■ Action item ■
Which lines in the records below contain the word "腾讯公共"? Return each of them.

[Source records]
=== Begin Enclosure ===

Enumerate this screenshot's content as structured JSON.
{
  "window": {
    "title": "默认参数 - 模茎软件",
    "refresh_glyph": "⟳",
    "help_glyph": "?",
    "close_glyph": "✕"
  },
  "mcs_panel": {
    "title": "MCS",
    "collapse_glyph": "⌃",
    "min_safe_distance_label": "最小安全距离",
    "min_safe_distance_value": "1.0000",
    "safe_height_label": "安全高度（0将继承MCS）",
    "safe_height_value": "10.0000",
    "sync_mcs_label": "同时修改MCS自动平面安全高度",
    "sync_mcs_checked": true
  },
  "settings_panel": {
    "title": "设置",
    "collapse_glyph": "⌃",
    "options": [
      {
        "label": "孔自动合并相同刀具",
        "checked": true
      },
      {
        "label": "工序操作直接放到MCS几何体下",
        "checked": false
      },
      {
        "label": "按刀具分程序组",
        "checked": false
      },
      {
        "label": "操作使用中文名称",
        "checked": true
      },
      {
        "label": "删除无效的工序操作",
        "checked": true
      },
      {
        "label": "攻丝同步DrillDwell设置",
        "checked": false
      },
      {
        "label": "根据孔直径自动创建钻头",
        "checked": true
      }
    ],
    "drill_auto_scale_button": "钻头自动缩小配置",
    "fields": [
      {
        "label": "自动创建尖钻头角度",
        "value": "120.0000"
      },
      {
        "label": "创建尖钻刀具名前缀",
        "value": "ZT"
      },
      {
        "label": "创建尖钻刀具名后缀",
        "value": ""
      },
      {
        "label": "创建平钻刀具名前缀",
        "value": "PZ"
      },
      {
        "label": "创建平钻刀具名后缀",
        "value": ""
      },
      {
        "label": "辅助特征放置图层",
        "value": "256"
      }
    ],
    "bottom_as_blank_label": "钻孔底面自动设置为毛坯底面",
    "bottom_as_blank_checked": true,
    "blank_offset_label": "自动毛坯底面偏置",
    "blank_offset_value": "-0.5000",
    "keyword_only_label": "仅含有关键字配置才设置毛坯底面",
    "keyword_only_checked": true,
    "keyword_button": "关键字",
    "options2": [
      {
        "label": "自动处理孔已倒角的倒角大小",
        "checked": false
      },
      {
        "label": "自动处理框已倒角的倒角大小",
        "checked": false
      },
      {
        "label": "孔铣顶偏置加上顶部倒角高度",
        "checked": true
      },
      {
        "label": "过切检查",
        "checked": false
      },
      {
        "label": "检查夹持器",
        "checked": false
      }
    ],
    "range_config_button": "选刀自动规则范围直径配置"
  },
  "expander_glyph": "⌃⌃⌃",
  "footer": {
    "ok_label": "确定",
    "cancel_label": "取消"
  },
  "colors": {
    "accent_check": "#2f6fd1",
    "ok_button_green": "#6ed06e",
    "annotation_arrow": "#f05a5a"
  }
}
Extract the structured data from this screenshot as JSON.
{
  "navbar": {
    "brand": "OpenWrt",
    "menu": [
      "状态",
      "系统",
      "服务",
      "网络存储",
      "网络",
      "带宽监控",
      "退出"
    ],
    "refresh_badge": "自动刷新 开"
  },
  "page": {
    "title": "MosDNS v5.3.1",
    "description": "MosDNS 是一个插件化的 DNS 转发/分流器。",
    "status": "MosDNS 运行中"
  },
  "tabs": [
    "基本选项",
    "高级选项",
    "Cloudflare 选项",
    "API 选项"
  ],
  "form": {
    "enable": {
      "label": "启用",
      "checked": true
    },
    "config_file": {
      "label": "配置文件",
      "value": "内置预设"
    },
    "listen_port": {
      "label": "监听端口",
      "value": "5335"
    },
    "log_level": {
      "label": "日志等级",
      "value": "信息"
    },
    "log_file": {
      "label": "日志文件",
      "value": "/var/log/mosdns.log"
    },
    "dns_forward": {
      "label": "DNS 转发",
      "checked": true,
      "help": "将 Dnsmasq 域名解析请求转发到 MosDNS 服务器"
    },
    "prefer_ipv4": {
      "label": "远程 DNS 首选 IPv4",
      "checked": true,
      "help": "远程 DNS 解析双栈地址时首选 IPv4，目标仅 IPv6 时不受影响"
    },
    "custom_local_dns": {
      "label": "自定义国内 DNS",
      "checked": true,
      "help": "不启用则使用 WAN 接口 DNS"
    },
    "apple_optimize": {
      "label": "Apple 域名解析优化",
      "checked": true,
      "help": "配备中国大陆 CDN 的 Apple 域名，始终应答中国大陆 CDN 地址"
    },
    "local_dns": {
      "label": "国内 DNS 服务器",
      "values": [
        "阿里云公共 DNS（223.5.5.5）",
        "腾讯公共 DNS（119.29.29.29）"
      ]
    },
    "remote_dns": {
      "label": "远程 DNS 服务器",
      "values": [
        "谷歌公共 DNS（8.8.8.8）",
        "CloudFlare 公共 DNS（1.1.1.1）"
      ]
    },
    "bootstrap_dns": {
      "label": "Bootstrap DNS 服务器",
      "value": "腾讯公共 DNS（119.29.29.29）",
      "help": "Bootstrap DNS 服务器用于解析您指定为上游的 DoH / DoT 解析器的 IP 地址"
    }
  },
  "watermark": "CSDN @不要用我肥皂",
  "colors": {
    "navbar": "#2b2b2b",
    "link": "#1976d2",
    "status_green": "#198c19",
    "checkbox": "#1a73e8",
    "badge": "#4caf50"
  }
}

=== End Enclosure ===

■ Your response ■
        "腾讯公共 DNS（119.29.29.29）"
      "value": "腾讯公共 DNS（119.29.29.29）",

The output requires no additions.